Wednesday, November 30, 2016

I Listen So You Don't Have To: Art Of Wrestling Ep. 328

Rhodes, left, talked with Cabana
Photo Credit:
If you’re new, here’s the rundown. We listen to a handful of wrestling podcasts each week. Too many, probably, though certainly not all of them. In the interest of saving you time — in case you have the restraint to skip certain episodes — the plan is to give the bare bones of a given show and let you decide if it’s worth investing the time to hear the whole thing. There are many wrestling podcasts out there, of course, but this feature largely hews to the regular rotation we feel best fit the category of hit or miss. If we can save other folks some time, we’re happy to do so.

Show: Art Of Wrestling
Episode: 328 (Nov. 24, 2016)
Run Time: 1:17:14
Guest: Cody Rhodes (8:42)

Summary: Colt Cabana is hanging out in a hotel room with Cody Rhodes talking about their ages and those of others in the pro wrestling game as well as possible retirement plans. Flipping completely, Rhodes talks about starting at age 15 by training with his father. Conversation about his body type leads to Rhodes’ version of the story about the WrestleMania posedown with Santino Marella. Rhodes also speaks at length about Dusty Rhodes as a father as well as what it meant to grow up around wrestlers and the business. He explains how he still feels timid, especially at the gimmick table, then revisits his amateur career, raves about Tye Dillinger and then recalls how he was and remains affected by his father’s death. The show ends with Rhodes clearing the air on any potential Dusty-Cody-Cabana backstage beefs.
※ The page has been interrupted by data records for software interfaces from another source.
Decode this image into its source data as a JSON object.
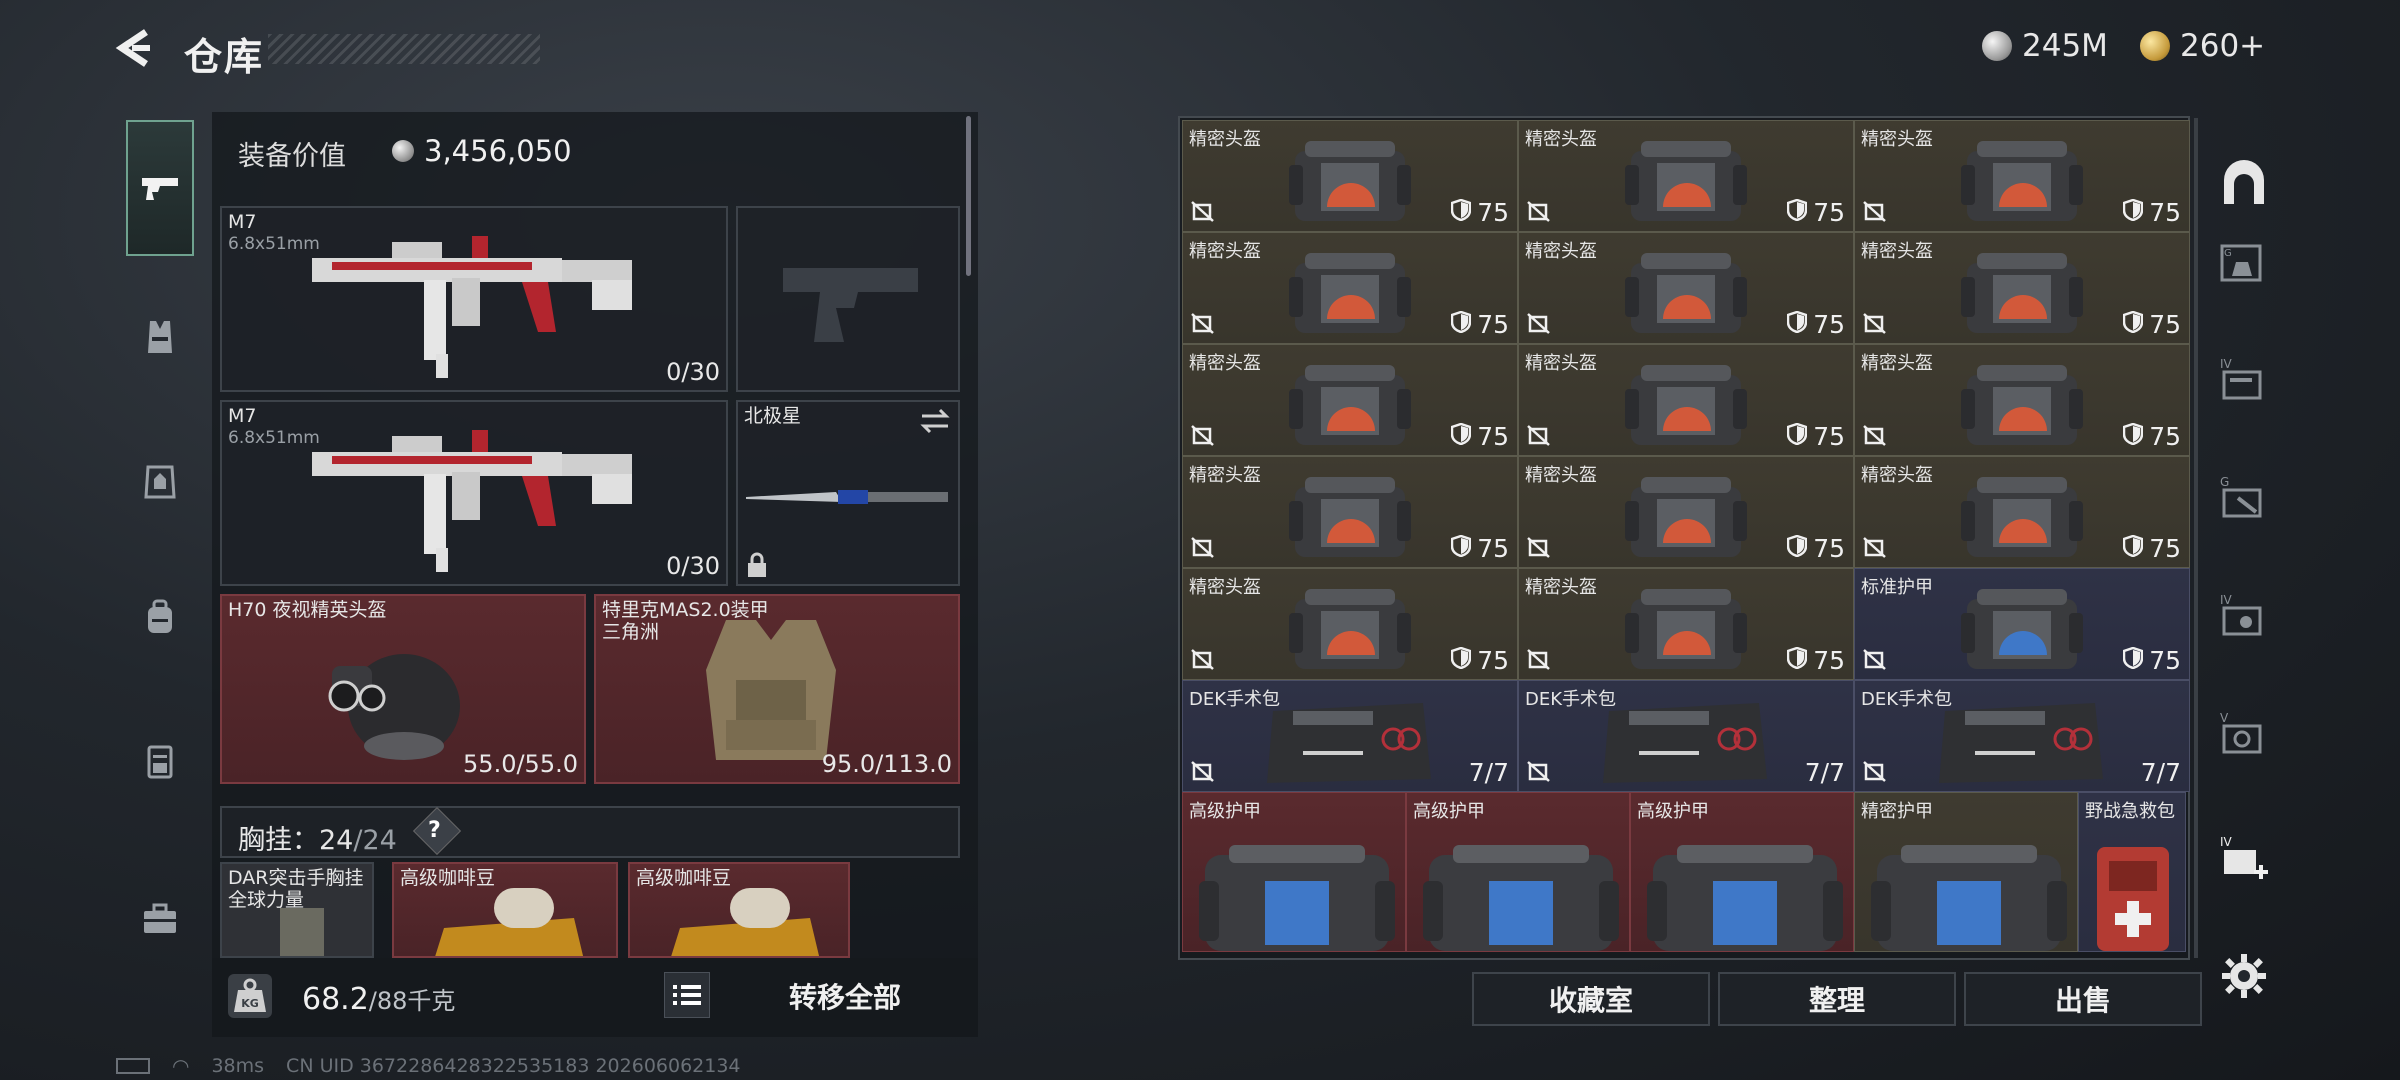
{
  "header": {
    "title": "仓库",
    "currency_silver": "245M",
    "currency_gold": "260+"
  },
  "colors": {
    "cell_olive": "#3f3b30",
    "cell_blue": "#2f3246",
    "cell_red": "#5a2a2e",
    "accent_green": "#6fa28f"
  },
  "left_tabs": [
    "pistol-icon",
    "vest-icon",
    "armor-icon",
    "backpack-icon",
    "pouch-icon",
    "case-icon"
  ],
  "equipment": {
    "value_label": "装备价值",
    "value": "3,456,050",
    "primary1": {
      "name": "M7",
      "caliber": "6.8x51mm",
      "ammo": "0/30"
    },
    "primary2": {
      "name": "M7",
      "caliber": "6.8x51mm",
      "ammo": "0/30"
    },
    "melee": {
      "name": "北极星"
    },
    "helmet": {
      "name": "H70 夜视精英头盔",
      "durability": "55.0/55.0"
    },
    "armor": {
      "name": "特里克MAS2.0装甲",
      "name2": "三角洲",
      "durability": "95.0/113.0"
    },
    "chest_rig": {
      "label": "胸挂：",
      "used": "24",
      "sep": "/",
      "total": "24",
      "q": "?"
    },
    "rig_items": [
      {
        "name": "DAR突击手胸挂",
        "name2": "全球力量"
      },
      {
        "name": "高级咖啡豆"
      },
      {
        "name": "高级咖啡豆"
      }
    ],
    "weight": "68.2",
    "weight_max": "/88千克",
    "transfer_label": "转移全部"
  },
  "storage": {
    "rows": [
      [
        {
          "name": "精密头盔",
          "val": "75",
          "kind": "helmet"
        },
        {
          "name": "精密头盔",
          "val": "75",
          "kind": "helmet"
        },
        {
          "name": "精密头盔",
          "val": "75",
          "kind": "helmet"
        }
      ],
      [
        {
          "name": "精密头盔",
          "val": "75",
          "kind": "helmet"
        },
        {
          "name": "精密头盔",
          "val": "75",
          "kind": "helmet"
        },
        {
          "name": "精密头盔",
          "val": "75",
          "kind": "helmet"
        }
      ],
      [
        {
          "name": "精密头盔",
          "val": "75",
          "kind": "helmet"
        },
        {
          "name": "精密头盔",
          "val": "75",
          "kind": "helmet"
        },
        {
          "name": "精密头盔",
          "val": "75",
          "kind": "helmet"
        }
      ],
      [
        {
          "name": "精密头盔",
          "val": "75",
          "kind": "helmet"
        },
        {
          "name": "精密头盔",
          "val": "75",
          "kind": "helmet"
        },
        {
          "name": "精密头盔",
          "val": "75",
          "kind": "helmet"
        }
      ],
      [
        {
          "name": "精密头盔",
          "val": "75",
          "kind": "helmet"
        },
        {
          "name": "精密头盔",
          "val": "75",
          "kind": "helmet"
        },
        {
          "name": "标准护甲",
          "val": "75",
          "kind": "blue"
        }
      ],
      [
        {
          "name": "DEK手术包",
          "val": "7/7",
          "kind": "medkit"
        },
        {
          "name": "DEK手术包",
          "val": "7/7",
          "kind": "medkit"
        },
        {
          "name": "DEK手术包",
          "val": "7/7",
          "kind": "medkit"
        }
      ]
    ],
    "bottom_row": [
      {
        "name": "高级护甲",
        "kind": "red"
      },
      {
        "name": "高级护甲",
        "kind": "red"
      },
      {
        "name": "高级护甲",
        "kind": "red"
      },
      {
        "name": "精密护甲",
        "kind": "olive"
      },
      {
        "name": "野战急救包",
        "kind": "blue"
      }
    ],
    "buttons": {
      "collection": "收藏室",
      "sort": "整理",
      "sell": "出售"
    }
  },
  "status": {
    "ping": "38ms",
    "uid": "CN UID 3672286428322535183 202606062134"
  }
}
Quote of the week: “I bet you it’s gonna be better than most people’s first match because I’ve got this — I’ve been talking about wrestling with my dad since I was four years old. I’ve been in rooms when people got fired, I’ve been in rooms when people got promoted, I’ve been in rooms with, you know, when the ends of matches were discussed, I’ve been in rooms with overall stories, I’ve heard commentary sitting on the floor under the desk, it’s all in my brain. Now if I could just put the physical tools to it it’ll be a really good first match. It wasn’t. It wasn’t.”

Why you should listen: It’s an Art of Wrestling tradition — find the hottest free agent in wrestling and release a podcast interview with them on Thanksgiving morning. Rhodes is great here — acknowledging the ups and downs of his WWE career and how his last name gave him certain advantages while also embracing his new life on the independent scene with the proper dose of pragmatism befitting someone of his stature who clearly knows the difference between WWE superstardom and ye olde Global Force Wrestling. If nothing else, Rhodes’ comments about his relationship with the legendary American Dream are illuminating, both as it relates to the Dusty Rhodes wrestling fans remember as well as, and perhaps more importantly, their unique father-and-son relationship. The final segment, provided you take it with the requisite grains of salt, is quite illustrative as to how backstage politics can quickly spin out of control.

Why you should skip it: Unlike Cabana’s infamous internet-breaking CM Punk episode, this hour is considerably more genial toward WWE. Rhodes won’t even go deep on his frustrations on behalf of Dillinger because he doesn’t want any of the bridges he may have burned to catch his pal up in collateral damage. In other words: I loved this interview and think almost everyone will enjoy it, but if you tune in expecting Rhodes to absolutely torch WWE, you’re going to be severely disappointed. (Likewise if you want him to talk about his wife, whose name doesn’t come up.)

Final thoughts: Again, it’s not the Punk interview. It’s fun, and a great way to learn more about several different aspects of Cody Rhodes. You’re not going to come away absolutely changed as a wrestling fan, and it really doesn’t offer anything in terms of something that might feed the hot take culture that keeps these things relevant on social media. But I can’t think of an episode I enjoyed more in a long time, and I’m really quite glad Rhodes appeared on this show instead of ones hosted by Jim Ross or Steve Austin.